> TASK INPUTS:
----
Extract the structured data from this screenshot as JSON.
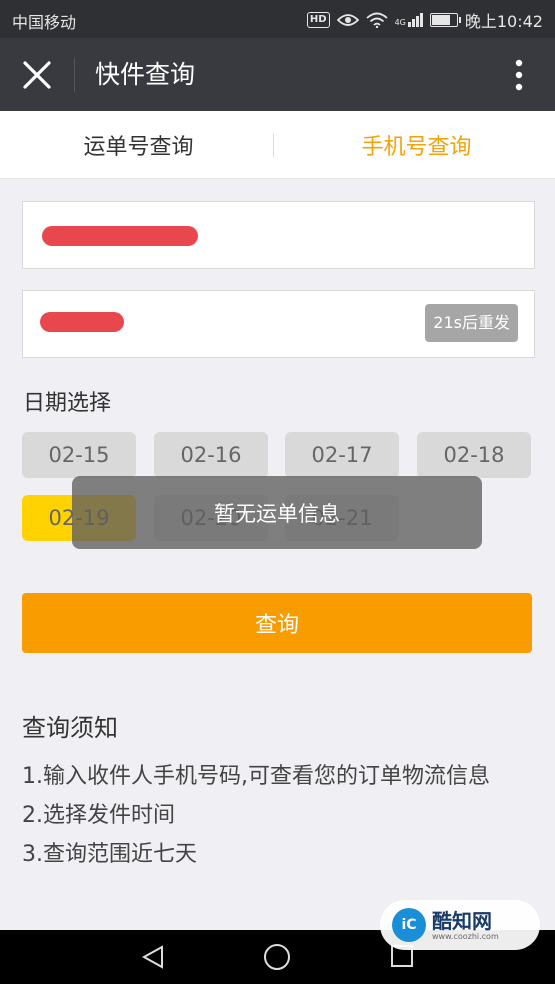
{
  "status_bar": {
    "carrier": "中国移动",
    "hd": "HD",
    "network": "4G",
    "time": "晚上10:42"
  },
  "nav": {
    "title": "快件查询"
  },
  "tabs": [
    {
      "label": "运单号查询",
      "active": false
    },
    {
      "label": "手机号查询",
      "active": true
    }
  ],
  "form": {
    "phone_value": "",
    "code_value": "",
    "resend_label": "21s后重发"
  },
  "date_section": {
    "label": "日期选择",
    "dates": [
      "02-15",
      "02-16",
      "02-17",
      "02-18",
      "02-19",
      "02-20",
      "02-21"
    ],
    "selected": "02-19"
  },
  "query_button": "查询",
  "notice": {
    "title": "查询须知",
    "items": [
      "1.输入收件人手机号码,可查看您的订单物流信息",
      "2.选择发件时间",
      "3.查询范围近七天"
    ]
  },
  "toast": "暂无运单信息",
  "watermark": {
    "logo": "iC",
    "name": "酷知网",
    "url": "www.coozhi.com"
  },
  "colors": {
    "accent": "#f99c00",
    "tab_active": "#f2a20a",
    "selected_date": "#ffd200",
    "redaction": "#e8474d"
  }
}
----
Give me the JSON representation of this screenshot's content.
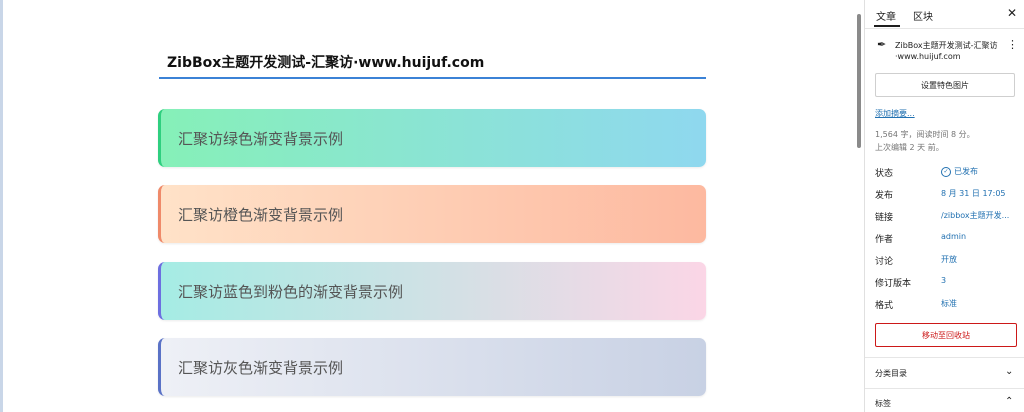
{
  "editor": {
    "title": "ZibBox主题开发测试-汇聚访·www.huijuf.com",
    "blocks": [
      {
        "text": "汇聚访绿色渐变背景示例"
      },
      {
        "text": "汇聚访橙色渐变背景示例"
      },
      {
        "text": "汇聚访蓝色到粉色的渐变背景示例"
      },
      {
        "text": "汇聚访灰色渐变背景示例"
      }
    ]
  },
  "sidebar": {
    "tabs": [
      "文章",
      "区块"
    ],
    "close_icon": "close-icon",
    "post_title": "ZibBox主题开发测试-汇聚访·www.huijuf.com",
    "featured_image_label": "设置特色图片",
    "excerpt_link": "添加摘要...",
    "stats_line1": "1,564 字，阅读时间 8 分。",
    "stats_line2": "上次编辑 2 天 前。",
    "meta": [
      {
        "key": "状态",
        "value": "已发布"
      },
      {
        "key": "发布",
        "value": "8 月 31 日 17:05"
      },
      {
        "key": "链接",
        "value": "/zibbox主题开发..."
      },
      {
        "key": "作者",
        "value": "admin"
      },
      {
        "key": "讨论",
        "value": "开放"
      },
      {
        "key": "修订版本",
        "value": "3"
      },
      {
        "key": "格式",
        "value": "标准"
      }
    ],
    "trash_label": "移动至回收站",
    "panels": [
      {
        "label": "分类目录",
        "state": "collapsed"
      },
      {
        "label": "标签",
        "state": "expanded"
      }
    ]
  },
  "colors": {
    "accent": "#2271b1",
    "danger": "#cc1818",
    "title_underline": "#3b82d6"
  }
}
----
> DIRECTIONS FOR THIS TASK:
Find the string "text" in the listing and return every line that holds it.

> REPLY:
        "text": "汇聚访绿色渐变背景示例"
        "text": "汇聚访橙色渐变背景示例"
        "text": "汇聚访蓝色到粉色的渐变背景示例"
        "text": "汇聚访灰色渐变背景示例"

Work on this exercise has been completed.